Objective: Admission plasma glucose (APG) is a biomarker that predicts mortality in myocardial infarction (MI) patients. Therefore, APG may improve risk stratification based on the GRACE risk score. Methods: We collected data on baseline characteristics and long-term (median 55 months) outcome of 550 MI patients who entered our hospital in 2003 and 2006. We determined the GRACE risk score at admission for each patient, which was entered in a logistic regression model, together with APG, to evaluate their prognostic value for 6-month and 5-year mortality. Results: Patients with APG ≥7.8 mmol/l had a higher mortality than those with APG levels <7.8 mmol/l; 6 months: 13.7 versus 3.6%, p value <0.001; 5 years: 20.4 versus 11.1%, p value 0.003. After adjustment for the GRACE risk score variables, APG appeared a significant predictor of 6-month and 5-year mortality, adjusted OR 1.17 (1.06-1.29) and 1.12 (1.03-1.22). The combination of the GRACE risk score and APG increased the model's performance (discrimination C-index 0.87 vs. 0.85), although the difference was not significant (p = 0.095). Combining the GRACE risk score and APG reclassified 12.9% of the patients, but the net reclassification improvement was nonsignificant (p = 0.146). Conclusion: APG is a predictor of 6-month and 5-year mortality, each mmol/l increase in APG being associated with a mortality increase of 17 and 12%, respectively, independent of the GRACE risk score. However, adding APG to the GRACE model did not result in significantly improved clinical risk stratification. Copyright

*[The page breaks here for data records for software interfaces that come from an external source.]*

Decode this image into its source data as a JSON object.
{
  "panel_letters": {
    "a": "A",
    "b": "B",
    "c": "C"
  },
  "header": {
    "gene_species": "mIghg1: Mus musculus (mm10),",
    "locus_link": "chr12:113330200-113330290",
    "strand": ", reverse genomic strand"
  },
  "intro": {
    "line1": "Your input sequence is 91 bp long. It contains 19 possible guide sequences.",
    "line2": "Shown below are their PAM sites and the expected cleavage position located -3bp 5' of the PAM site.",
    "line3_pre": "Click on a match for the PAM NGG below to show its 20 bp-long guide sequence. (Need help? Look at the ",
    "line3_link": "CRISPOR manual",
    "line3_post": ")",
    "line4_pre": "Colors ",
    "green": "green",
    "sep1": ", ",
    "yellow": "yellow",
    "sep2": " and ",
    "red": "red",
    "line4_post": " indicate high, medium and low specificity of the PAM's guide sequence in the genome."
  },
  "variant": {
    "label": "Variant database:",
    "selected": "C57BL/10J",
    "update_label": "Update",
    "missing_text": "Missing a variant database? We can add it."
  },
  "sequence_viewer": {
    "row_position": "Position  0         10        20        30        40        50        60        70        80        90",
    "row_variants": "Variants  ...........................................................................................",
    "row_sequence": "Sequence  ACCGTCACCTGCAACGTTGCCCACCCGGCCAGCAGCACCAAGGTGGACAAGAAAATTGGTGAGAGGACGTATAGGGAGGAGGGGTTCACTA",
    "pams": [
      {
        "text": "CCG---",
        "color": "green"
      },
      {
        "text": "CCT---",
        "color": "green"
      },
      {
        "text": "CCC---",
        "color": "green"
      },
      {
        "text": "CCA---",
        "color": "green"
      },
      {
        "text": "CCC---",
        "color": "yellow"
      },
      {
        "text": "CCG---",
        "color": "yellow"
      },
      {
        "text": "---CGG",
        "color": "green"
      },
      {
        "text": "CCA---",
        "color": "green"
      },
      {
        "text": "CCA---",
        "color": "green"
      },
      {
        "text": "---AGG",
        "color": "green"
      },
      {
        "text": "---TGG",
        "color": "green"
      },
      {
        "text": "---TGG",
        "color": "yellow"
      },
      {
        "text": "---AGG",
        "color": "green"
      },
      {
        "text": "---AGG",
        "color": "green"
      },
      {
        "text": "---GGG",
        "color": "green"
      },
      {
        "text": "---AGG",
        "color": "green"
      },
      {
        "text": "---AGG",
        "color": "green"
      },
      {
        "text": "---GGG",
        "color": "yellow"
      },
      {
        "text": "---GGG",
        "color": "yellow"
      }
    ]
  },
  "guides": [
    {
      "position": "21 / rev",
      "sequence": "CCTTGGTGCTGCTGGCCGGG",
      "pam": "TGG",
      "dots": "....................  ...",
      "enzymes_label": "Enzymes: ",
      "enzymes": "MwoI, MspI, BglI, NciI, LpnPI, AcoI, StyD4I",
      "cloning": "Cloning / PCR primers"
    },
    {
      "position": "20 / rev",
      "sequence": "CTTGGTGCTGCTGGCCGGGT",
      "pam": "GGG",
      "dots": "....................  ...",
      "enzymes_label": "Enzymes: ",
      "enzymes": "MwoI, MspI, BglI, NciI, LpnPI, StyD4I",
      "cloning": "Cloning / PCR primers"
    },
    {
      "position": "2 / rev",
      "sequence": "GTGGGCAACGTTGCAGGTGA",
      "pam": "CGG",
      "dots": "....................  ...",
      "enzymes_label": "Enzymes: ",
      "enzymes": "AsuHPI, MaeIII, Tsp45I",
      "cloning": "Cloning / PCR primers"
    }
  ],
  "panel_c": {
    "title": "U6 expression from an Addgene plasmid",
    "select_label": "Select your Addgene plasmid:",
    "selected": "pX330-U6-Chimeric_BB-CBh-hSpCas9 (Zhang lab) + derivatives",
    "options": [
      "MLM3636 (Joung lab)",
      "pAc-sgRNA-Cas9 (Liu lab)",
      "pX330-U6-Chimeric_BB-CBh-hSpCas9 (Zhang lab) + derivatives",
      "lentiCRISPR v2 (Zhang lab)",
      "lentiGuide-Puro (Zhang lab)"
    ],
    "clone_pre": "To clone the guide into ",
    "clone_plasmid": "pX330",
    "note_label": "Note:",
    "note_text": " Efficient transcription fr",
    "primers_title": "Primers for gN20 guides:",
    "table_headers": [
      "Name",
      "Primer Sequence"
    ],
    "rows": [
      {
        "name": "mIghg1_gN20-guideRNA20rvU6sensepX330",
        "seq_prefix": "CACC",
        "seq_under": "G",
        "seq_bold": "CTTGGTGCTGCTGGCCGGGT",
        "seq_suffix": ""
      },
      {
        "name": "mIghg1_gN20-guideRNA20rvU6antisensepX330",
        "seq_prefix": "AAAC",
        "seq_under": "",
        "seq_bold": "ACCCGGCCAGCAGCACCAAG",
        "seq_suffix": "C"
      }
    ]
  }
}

Additional Metadata
Keywords Acute coronary syndrome, Biomarker, Hyperglycemia, Net reclassification improvement, Risk stratification

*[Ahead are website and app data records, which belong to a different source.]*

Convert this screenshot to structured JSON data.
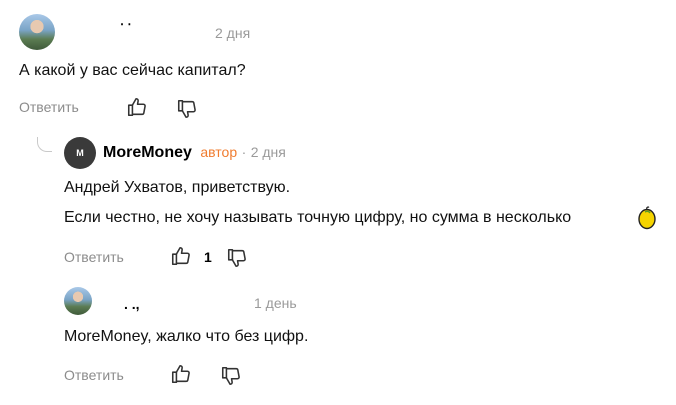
{
  "comments": [
    {
      "author": "․ ․",
      "time": "2 дня",
      "text": "А какой у вас сейчас капитал?",
      "reply_label": "Ответить"
    },
    {
      "author": "MoreMoney",
      "author_badge": "автор",
      "separator": "·",
      "time": "2 дня",
      "logo_text": "M",
      "line1": "Андрей Ухватов, приветствую.",
      "line2": "Если честно, не хочу называть точную цифру, но сумма в несколько",
      "reply_label": "Ответить",
      "like_count": "1"
    },
    {
      "author": ". .,",
      "time": "1 день",
      "text": "MoreMoney, жалко что без цифр.",
      "reply_label": "Ответить"
    }
  ],
  "icons": {
    "like": "thumbs-up-icon",
    "dislike": "thumbs-down-icon",
    "emoji": "lemon-emoji-icon",
    "thread": "thread-connector-icon"
  }
}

Persistent URL dx.doi.org/10.1159/000335715, hdl.handle.net/1765/71778
Journal Cardiology: international journal of cardiovascular medicine, surgery and pathology
Citation

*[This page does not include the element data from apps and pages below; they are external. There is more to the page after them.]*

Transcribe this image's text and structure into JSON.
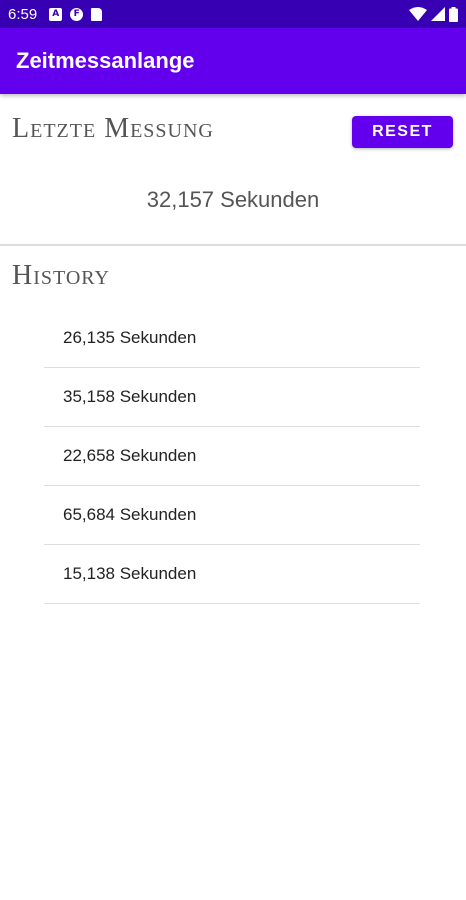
{
  "status_bar": {
    "time": "6:59",
    "notification_icons": [
      "a-icon",
      "circle-f-icon",
      "sd-card-icon"
    ],
    "system_icons": [
      "wifi-icon",
      "signal-icon",
      "battery-icon"
    ]
  },
  "app_bar": {
    "title": "Zeitmessanlange",
    "color": "#6200ee"
  },
  "last_measurement": {
    "header": "Letzte Messung",
    "reset_label": "RESET",
    "value": "32,157 Sekunden"
  },
  "history": {
    "header": "History",
    "items": [
      "26,135 Sekunden",
      "35,158 Sekunden",
      "22,658 Sekunden",
      "65,684 Sekunden",
      "15,138 Sekunden"
    ]
  }
}
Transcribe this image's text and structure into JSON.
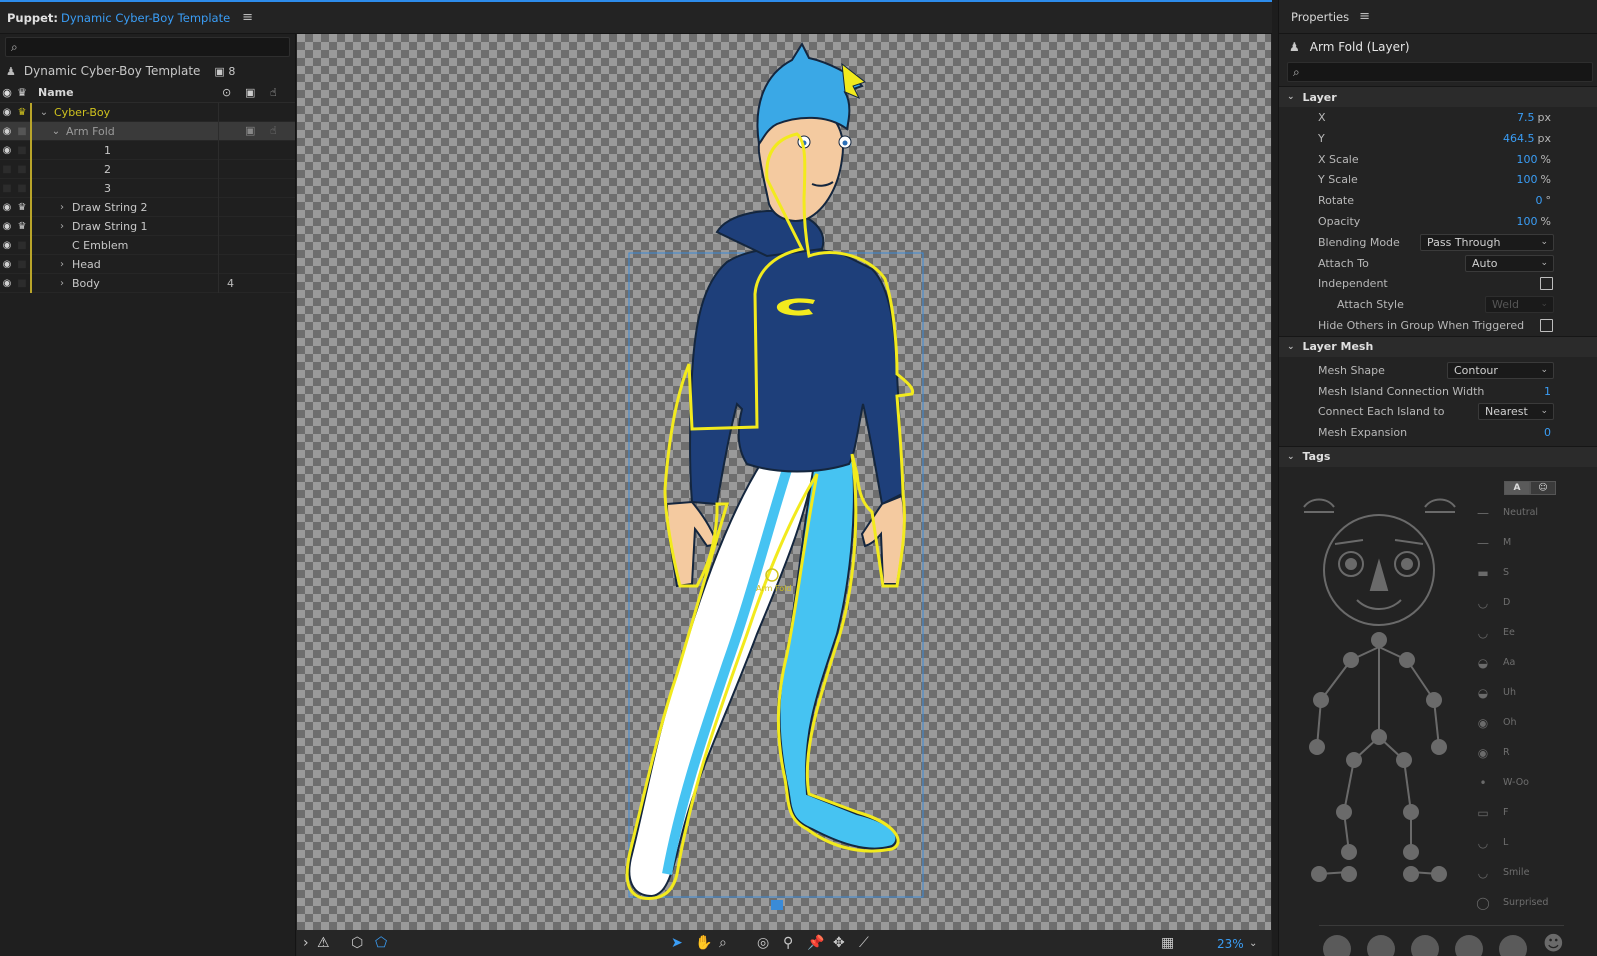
{
  "puppet_panel": {
    "title_prefix": "Puppet:",
    "title_name": "Dynamic Cyber-Boy Template",
    "menu_icon": "hamburger-icon",
    "search_placeholder": "",
    "puppet_name": "Dynamic Cyber-Boy Template",
    "puppet_count": "8",
    "name_header": "Name",
    "layers": [
      {
        "label": "Cyber-Boy",
        "expanded": true,
        "color": "#cfc21e"
      },
      {
        "label": "Arm Fold",
        "expanded": true,
        "selected": true
      },
      {
        "label": "1"
      },
      {
        "label": "2"
      },
      {
        "label": "3"
      },
      {
        "label": "Draw String 2",
        "expanded": false
      },
      {
        "label": "Draw String 1",
        "expanded": false
      },
      {
        "label": "C Emblem"
      },
      {
        "label": "Head",
        "expanded": false
      },
      {
        "label": "Body",
        "expanded": false,
        "count": "4"
      }
    ]
  },
  "canvas": {
    "handle_label": "Arm Fold",
    "zoom": "23%"
  },
  "properties": {
    "header": "Properties",
    "title": "Arm Fold (Layer)",
    "search_placeholder": "",
    "layer_section": {
      "title": "Layer",
      "x_label": "X",
      "x_value": "7.5",
      "x_unit": "px",
      "y_label": "Y",
      "y_value": "464.5",
      "y_unit": "px",
      "xscale_label": "X Scale",
      "xscale_value": "100",
      "xscale_unit": "%",
      "yscale_label": "Y Scale",
      "yscale_value": "100",
      "yscale_unit": "%",
      "rotate_label": "Rotate",
      "rotate_value": "0",
      "rotate_unit": "°",
      "opacity_label": "Opacity",
      "opacity_value": "100",
      "opacity_unit": "%",
      "blending_label": "Blending Mode",
      "blending_value": "Pass Through",
      "attach_label": "Attach To",
      "attach_value": "Auto",
      "independent_label": "Independent",
      "attach_style_label": "Attach Style",
      "attach_style_value": "Weld",
      "hide_label": "Hide Others in Group When Triggered"
    },
    "mesh_section": {
      "title": "Layer Mesh",
      "shape_label": "Mesh Shape",
      "shape_value": "Contour",
      "island_label": "Mesh Island Connection Width",
      "island_value": "1",
      "connect_label": "Connect Each Island to",
      "connect_value": "Nearest",
      "expansion_label": "Mesh Expansion",
      "expansion_value": "0"
    },
    "tags_section": {
      "title": "Tags",
      "toggle_a": "A",
      "mouth_tags": [
        "Neutral",
        "M",
        "S",
        "D",
        "Ee",
        "Aa",
        "Uh",
        "Oh",
        "R",
        "W-Oo",
        "F",
        "L",
        "Smile",
        "Surprised"
      ]
    }
  },
  "colors": {
    "accent": "#3a9df5",
    "selection_yellow": "#f2ea1d",
    "shirt": "#1e3f7a",
    "pants": "#46c3f2"
  }
}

de Mulder, M, van der Ploeg, T, de Waard, G.A, Boersma, H, & Umans, V.A.W.M. (2012). Admission glucose does not improve GRACE score at 6 months and 5 years after myocardial infarction. Cardiology: international journal of cardiovascular medicine, surgery and pathology, 120(4), 227–234. doi:10.1159/000335715